▶ _AIM OF THE EXERCISE_:
When a line below contains the string "Other", show that line.

▶ _DATA EXTRACTS_:
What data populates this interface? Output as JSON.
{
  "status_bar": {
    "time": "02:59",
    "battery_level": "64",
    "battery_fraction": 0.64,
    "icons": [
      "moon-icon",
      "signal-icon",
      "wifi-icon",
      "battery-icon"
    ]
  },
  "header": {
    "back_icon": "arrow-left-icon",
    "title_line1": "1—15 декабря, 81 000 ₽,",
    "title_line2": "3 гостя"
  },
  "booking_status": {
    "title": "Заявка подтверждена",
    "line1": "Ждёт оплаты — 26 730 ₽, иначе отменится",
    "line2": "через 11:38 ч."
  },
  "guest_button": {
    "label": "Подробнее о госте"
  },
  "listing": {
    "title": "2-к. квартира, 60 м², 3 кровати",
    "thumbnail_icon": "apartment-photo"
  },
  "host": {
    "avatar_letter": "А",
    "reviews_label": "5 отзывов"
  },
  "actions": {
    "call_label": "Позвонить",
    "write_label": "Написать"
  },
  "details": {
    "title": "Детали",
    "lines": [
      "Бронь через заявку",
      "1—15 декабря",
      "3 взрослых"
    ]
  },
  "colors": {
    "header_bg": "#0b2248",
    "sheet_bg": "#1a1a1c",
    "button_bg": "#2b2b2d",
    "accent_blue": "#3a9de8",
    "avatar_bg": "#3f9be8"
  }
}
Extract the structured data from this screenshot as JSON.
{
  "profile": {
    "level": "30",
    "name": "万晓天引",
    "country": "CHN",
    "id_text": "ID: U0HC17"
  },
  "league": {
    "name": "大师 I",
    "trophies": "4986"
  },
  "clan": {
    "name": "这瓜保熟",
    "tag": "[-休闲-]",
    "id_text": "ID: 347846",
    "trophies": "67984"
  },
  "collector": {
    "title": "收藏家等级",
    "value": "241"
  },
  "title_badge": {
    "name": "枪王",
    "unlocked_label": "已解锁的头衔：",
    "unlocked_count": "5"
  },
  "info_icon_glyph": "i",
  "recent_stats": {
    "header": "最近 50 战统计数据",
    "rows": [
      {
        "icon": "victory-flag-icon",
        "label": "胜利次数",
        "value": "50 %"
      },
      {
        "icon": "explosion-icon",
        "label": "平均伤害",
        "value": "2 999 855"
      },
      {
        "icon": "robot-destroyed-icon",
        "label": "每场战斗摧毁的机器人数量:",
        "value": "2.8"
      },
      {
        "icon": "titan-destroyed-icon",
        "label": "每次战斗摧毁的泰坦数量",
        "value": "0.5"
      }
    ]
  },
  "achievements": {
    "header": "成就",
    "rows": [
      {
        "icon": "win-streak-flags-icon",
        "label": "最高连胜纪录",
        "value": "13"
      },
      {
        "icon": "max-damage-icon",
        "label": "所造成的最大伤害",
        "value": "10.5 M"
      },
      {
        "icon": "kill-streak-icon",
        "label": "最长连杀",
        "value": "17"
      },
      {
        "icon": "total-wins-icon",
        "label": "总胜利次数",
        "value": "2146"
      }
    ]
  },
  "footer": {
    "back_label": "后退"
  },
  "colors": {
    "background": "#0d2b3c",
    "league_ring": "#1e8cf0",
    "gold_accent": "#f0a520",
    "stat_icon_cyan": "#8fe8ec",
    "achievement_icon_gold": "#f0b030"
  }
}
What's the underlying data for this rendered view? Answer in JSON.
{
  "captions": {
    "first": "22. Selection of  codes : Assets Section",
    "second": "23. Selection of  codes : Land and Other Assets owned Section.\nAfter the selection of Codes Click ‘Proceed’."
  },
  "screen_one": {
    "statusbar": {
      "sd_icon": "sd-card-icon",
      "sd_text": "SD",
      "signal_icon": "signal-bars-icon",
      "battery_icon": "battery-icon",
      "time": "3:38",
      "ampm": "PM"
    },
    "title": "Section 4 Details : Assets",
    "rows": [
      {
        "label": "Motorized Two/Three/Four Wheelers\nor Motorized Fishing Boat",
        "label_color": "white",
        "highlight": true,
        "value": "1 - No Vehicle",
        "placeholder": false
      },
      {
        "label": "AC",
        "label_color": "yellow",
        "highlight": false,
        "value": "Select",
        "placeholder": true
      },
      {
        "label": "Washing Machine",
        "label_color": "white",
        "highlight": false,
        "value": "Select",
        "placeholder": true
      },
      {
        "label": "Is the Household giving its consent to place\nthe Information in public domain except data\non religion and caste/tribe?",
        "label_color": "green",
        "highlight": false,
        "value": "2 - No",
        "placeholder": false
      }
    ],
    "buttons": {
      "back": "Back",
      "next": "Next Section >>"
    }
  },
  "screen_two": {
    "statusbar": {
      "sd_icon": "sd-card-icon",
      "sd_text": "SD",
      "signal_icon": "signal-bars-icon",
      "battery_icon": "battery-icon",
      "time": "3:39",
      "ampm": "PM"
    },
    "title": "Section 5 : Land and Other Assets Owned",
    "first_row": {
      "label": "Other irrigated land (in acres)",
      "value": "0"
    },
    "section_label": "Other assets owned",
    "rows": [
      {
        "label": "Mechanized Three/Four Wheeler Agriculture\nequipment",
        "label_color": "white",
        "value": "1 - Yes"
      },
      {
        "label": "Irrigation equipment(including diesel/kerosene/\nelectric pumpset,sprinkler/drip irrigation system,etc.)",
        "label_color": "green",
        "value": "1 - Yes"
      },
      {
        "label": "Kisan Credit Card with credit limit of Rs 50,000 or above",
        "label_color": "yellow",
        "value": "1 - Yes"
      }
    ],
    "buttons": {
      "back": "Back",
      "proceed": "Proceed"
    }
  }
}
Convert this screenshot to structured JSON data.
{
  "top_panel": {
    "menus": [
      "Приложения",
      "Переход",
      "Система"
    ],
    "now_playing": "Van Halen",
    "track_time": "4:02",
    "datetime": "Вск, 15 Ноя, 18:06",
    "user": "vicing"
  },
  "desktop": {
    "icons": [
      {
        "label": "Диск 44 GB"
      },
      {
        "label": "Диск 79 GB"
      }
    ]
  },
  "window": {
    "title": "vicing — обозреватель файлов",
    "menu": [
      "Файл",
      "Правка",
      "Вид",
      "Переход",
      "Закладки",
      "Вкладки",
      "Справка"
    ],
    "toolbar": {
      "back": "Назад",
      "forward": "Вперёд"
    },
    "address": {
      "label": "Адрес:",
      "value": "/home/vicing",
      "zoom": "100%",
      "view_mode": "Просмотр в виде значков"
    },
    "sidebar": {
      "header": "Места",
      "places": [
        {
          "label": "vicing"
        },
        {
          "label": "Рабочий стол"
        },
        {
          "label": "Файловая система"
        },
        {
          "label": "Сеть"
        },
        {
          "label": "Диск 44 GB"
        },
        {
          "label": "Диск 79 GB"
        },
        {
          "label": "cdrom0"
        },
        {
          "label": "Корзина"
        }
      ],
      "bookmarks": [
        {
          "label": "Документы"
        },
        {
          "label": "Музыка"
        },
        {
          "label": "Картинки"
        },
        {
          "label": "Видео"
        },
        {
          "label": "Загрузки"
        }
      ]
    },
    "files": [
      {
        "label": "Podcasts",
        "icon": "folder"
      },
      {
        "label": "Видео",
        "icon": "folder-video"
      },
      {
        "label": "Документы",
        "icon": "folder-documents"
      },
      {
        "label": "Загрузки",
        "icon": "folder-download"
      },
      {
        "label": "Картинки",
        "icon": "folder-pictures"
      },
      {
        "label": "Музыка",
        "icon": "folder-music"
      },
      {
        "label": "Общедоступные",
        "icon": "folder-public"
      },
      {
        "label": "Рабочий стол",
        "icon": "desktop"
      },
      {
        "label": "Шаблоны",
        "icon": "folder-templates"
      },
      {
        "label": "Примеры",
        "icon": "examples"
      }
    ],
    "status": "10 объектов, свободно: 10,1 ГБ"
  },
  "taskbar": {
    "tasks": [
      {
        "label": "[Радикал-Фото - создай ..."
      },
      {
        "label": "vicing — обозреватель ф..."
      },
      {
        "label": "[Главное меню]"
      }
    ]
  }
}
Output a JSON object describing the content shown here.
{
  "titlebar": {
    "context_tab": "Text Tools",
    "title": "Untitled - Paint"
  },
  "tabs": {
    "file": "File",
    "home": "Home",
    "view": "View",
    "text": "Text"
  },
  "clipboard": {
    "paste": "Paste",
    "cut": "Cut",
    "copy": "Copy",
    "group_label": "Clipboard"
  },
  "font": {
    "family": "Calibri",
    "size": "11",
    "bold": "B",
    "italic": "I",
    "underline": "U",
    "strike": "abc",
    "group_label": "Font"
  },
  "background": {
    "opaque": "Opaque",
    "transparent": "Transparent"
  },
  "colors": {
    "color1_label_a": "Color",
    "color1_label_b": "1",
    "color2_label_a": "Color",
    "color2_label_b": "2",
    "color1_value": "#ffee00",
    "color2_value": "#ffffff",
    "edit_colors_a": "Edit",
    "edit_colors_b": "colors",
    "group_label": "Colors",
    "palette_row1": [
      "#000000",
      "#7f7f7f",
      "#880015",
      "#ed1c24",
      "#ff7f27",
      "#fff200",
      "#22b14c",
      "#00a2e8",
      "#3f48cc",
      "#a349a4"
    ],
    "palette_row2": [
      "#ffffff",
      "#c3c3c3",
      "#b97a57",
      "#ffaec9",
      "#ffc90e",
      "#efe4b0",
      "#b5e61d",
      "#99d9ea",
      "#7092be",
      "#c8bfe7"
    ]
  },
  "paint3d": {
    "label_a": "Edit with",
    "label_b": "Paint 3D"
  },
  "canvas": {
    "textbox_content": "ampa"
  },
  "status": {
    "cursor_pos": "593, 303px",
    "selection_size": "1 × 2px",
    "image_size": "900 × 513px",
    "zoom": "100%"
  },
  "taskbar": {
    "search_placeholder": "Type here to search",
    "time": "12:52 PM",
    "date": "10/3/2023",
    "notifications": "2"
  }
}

▶ _SOLUTION BELOW_:
    "second": "23. Selection of  codes : Land and Other Assets owned Section.\nAfter the selection of Codes Click ‘Proceed’."
    "title": "Section 5 : Land and Other Assets Owned",
      "label": "Other irrigated land (in acres)",
    "section_label": "Other assets owned",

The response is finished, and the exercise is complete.